(Element data from apps and pages)
>>>
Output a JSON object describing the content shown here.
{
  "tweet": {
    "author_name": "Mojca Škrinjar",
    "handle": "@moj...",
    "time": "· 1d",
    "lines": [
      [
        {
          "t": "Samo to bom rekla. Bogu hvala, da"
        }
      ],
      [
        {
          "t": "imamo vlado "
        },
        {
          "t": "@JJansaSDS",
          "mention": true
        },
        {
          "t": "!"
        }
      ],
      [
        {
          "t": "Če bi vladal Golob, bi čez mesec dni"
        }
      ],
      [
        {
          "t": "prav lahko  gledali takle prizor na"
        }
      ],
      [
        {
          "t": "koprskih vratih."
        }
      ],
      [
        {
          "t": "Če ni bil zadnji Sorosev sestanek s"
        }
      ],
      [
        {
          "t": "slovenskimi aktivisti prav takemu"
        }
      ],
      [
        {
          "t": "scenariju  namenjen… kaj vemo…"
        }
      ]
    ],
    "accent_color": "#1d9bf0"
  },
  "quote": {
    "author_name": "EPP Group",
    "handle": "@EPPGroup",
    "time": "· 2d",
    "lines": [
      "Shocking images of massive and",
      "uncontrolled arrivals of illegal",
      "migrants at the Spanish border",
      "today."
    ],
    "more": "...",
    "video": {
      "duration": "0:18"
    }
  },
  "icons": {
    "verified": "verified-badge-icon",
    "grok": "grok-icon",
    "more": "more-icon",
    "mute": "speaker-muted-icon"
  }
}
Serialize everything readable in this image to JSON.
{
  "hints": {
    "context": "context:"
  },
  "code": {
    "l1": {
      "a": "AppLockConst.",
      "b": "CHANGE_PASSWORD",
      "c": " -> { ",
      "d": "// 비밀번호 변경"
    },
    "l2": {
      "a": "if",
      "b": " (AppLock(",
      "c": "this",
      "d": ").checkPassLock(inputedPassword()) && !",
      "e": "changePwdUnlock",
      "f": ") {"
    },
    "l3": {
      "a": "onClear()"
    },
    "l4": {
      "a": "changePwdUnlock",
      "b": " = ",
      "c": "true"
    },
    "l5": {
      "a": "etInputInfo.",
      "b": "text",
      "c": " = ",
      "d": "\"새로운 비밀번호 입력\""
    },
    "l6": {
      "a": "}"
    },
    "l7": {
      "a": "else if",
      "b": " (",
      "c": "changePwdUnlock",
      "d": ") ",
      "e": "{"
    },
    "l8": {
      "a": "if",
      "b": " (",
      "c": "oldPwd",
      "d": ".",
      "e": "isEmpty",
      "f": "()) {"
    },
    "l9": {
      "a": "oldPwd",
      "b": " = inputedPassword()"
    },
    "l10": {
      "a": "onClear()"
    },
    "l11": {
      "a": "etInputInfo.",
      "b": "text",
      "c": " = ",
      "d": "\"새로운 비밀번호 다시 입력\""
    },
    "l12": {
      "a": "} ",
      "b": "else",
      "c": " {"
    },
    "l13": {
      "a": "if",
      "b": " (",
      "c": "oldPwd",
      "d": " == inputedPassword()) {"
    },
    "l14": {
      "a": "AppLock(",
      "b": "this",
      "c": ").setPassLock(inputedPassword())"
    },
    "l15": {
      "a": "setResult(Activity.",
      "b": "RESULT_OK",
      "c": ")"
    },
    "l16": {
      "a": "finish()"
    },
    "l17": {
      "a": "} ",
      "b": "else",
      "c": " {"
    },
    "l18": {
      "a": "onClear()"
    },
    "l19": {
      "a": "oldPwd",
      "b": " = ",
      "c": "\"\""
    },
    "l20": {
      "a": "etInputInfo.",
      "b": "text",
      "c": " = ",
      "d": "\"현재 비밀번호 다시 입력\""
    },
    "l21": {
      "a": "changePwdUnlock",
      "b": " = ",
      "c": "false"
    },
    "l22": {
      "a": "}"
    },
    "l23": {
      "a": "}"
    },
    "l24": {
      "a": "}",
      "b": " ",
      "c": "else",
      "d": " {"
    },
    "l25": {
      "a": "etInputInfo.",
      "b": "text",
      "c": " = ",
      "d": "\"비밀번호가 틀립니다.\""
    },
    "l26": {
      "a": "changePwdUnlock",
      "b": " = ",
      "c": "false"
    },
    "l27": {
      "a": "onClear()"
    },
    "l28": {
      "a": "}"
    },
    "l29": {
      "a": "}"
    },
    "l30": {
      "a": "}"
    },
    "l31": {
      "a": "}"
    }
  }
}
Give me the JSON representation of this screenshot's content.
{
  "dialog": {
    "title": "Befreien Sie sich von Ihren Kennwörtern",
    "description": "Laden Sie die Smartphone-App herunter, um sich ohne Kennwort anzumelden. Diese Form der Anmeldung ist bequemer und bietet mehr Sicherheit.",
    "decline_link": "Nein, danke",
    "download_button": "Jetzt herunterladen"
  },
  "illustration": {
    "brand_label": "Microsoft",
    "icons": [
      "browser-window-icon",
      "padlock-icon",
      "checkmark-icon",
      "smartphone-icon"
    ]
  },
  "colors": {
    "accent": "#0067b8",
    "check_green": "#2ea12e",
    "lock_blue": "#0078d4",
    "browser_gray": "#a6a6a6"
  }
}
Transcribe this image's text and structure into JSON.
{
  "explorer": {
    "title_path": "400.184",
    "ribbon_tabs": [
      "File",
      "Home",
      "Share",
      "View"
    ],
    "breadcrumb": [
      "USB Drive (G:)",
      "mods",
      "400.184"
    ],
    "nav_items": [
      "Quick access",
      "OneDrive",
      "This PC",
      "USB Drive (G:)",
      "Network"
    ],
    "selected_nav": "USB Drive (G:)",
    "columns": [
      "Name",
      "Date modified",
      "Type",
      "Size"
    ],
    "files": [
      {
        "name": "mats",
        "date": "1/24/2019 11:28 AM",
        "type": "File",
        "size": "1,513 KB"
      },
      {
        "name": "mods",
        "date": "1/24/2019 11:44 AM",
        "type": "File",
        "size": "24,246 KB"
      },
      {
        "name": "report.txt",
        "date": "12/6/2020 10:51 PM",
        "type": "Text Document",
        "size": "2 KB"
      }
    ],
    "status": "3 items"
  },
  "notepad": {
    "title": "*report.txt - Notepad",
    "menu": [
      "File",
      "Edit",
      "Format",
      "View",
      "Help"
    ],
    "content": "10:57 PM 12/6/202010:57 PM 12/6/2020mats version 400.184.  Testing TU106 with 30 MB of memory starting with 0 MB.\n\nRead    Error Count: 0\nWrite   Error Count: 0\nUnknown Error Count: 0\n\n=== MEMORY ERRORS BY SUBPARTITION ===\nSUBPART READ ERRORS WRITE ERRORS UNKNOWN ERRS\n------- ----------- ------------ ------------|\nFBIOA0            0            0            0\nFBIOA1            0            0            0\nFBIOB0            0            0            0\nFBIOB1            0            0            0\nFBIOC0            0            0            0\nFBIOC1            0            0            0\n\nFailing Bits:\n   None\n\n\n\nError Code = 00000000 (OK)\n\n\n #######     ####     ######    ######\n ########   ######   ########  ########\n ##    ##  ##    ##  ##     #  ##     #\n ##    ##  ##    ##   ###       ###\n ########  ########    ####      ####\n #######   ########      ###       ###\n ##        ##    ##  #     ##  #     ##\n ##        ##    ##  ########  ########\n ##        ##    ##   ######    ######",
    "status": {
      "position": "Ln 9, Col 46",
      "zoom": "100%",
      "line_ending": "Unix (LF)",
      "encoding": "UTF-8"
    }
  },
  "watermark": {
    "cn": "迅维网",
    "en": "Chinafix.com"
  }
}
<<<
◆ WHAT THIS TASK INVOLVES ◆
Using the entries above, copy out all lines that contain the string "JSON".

◆ ANSWER AREA ◆
Output a JSON object describing the content shown here.
Serialize everything readable in this image to JSON.
Give me the JSON representation of this screenshot's content.
Transcribe this image's text and structure into JSON.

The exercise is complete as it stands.